Risk factors for new-onset diabetes after renal transplantation include tacrolimus immunosuppression and older age and heavier weight at the time of transplantation.
Researchers in Scotland reviewed 787 renal transplants performed be-tween 1994 and 2004 at a single center. (Of these patients, 70, or 8.9%, had diabetes before transplantation.) Patients were diagnosed with new-onset diabetes if they had two random plasma glucose concentrations above 11.1 mmol/L after the first month post-transplant or required treatment for hyperglycemia within the first month, and subsequently continued treatment.
The investigators, led by Nicola Joss, MD, of the Renal Unit Western Infirmary in Glasgow, found a 7.7% incidence of new-onset diabetes and a 4.5% incidence requiring either in-sulin or oral hypoglycemia agents.
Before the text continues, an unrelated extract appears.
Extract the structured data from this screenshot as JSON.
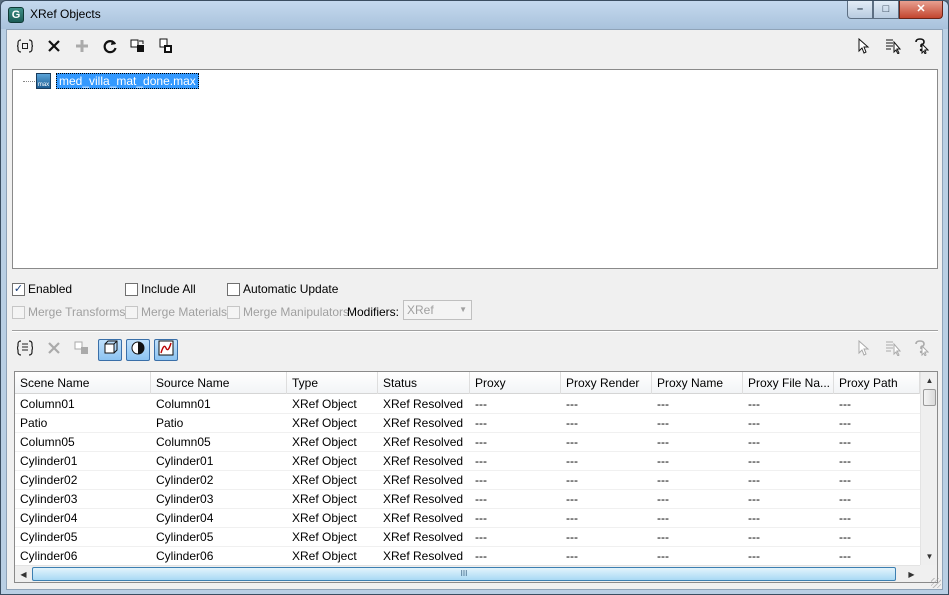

The researchers published their findings in Clinical Transplantation (2007;21:136-143).
Tacrolimus use was associated with a 3.7 times increased risk of diabetes, according to the study. Each one-year increment in age and each 1-kg (2.2-lb) increase in weight at the time of transplantation were associated with a 4% increased risk of developing the disease.
Diabetes developed in 0.9% of patients younger than 35 years who weight less than 60 kg (132 lb) and in 20.6% of patients older than 50 years who weighted more than 75 kg (165 lb). The incidence rose to 27.3% in patients over age 50 weighing more than 75 kg (165 lb) and who had a pre-transplant random plasma glucose level greater than 5.5 mmol/L.
Additionally, higher mean pre-transplant random plasma glucose levels increased the risk by 54% and higher plasma glucose within the first seven days following transplantation in-creased the risk by 27%. The 10-year actuarial survival was 67.1% in pa-tients with new-onset diabetes versus 81.9% of those who didn’t develop it and 65.3% in patients known to have diabetes prior to transplantation.
The researchers observed no difference in graft survival between patients with and without diabetes. Ten-year graft survival was 76.7%, 69.3%, and 69.2% for patients who developed diabetes, those who had diabetes before transplantation, and those who had no diabetes, respectively.
“High-risk individuals should be identified and lifestyle advice given,” the authors concluded.
They added that tailoring of immunosuppression should be considered and the risk of development of new onset diabetes after transplantation should be weighed against the risk of acute rejection.